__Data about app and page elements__

◇ ◇ ◇ ◇

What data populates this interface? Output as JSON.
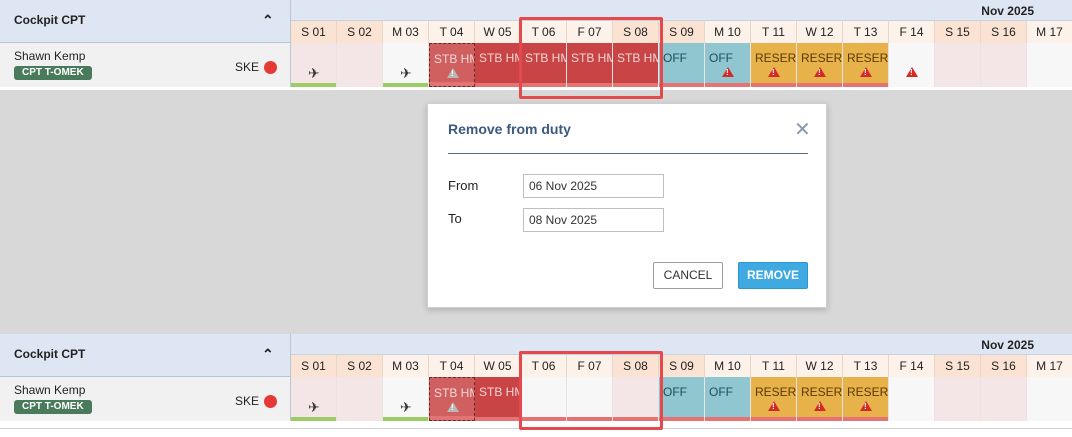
{
  "roster": {
    "group_title": "Cockpit CPT",
    "month_label": "Nov 2025",
    "crew": {
      "name": "Shawn Kemp",
      "badge": "CPT T-OMEK",
      "code": "SKE",
      "status_color": "#e53935"
    },
    "days": [
      "S 01",
      "S 02",
      "M 03",
      "T 04",
      "W 05",
      "T 06",
      "F 07",
      "S 08",
      "S 09",
      "M 10",
      "T 11",
      "W 12",
      "T 13",
      "F 14",
      "S 15",
      "S 16",
      "M 17"
    ]
  },
  "top_cells": [
    {
      "type": "empty",
      "icon": "plane-icon",
      "bar": "green"
    },
    {
      "type": "empty"
    },
    {
      "type": "white",
      "icon": "plane-icon",
      "bar": "green"
    },
    {
      "type": "stb-pale",
      "label": "STB HM",
      "icon": "warning-grey-icon",
      "bar": "red"
    },
    {
      "type": "stb",
      "label": "STB HM",
      "bar": "red"
    },
    {
      "type": "stb",
      "label": "STB HM",
      "bar": "red"
    },
    {
      "type": "stb",
      "label": "STB HM",
      "bar": "red"
    },
    {
      "type": "stb",
      "label": "STB HM",
      "bar": "red"
    },
    {
      "type": "off",
      "label": "OFF",
      "bar": "red"
    },
    {
      "type": "off",
      "label": "OFF",
      "icon": "warning-icon",
      "bar": "red"
    },
    {
      "type": "reserve",
      "label": "RESERVE",
      "icon": "warning-icon",
      "bar": "red"
    },
    {
      "type": "reserve",
      "label": "RESERVE",
      "icon": "warning-icon",
      "bar": "red"
    },
    {
      "type": "reserve",
      "label": "RESERVE",
      "icon": "warning-icon",
      "bar": "red"
    },
    {
      "type": "white",
      "icon": "warning-icon"
    },
    {
      "type": "empty"
    },
    {
      "type": "empty"
    },
    {
      "type": "white"
    }
  ],
  "bottom_cells": [
    {
      "type": "empty",
      "icon": "plane-icon",
      "bar": "green"
    },
    {
      "type": "empty"
    },
    {
      "type": "white",
      "icon": "plane-icon",
      "bar": "green"
    },
    {
      "type": "stb-pale",
      "label": "STB HM",
      "icon": "warning-grey-icon",
      "bar": "red"
    },
    {
      "type": "stb",
      "label": "STB HM",
      "bar": "red"
    },
    {
      "type": "white",
      "bar": "red"
    },
    {
      "type": "white",
      "bar": "red"
    },
    {
      "type": "empty",
      "bar": "red"
    },
    {
      "type": "off",
      "label": "OFF",
      "bar": "red"
    },
    {
      "type": "off",
      "label": "OFF",
      "bar": "red"
    },
    {
      "type": "reserve",
      "label": "RESERVE",
      "icon": "warning-icon",
      "bar": "red"
    },
    {
      "type": "reserve",
      "label": "RESERVE",
      "icon": "warning-icon",
      "bar": "red"
    },
    {
      "type": "reserve",
      "label": "RESERVE",
      "icon": "warning-icon",
      "bar": "red"
    },
    {
      "type": "white"
    },
    {
      "type": "empty"
    },
    {
      "type": "empty"
    },
    {
      "type": "white"
    }
  ],
  "dialog": {
    "title": "Remove from duty",
    "from_label": "From",
    "from_value": "06 Nov 2025",
    "to_label": "To",
    "to_value": "08 Nov 2025",
    "cancel_label": "CANCEL",
    "remove_label": "REMOVE"
  },
  "icons": {
    "collapse": "chevron-up-icon",
    "close": "close-icon",
    "plane": "plane-icon",
    "warning": "warning-icon"
  },
  "colors": {
    "stb": "#c94545",
    "off": "#8fc6cf",
    "reserve": "#e8b24a",
    "highlight": "#e5484d",
    "accent": "#3fa9e2"
  }
}
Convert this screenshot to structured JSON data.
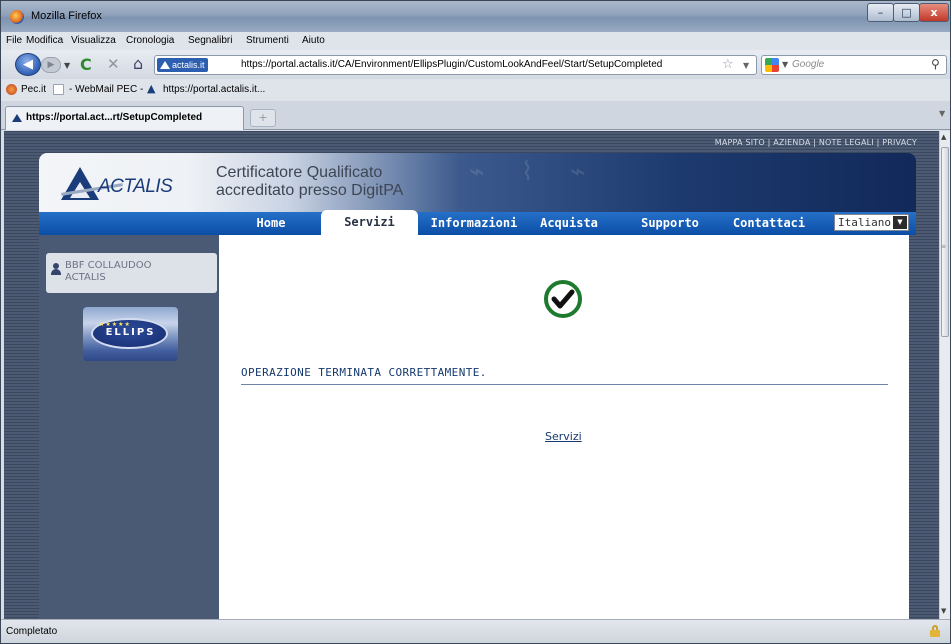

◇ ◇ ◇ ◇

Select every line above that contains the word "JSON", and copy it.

What data populates this interface? Output as JSON.
Convert this screenshot to structured JSON data.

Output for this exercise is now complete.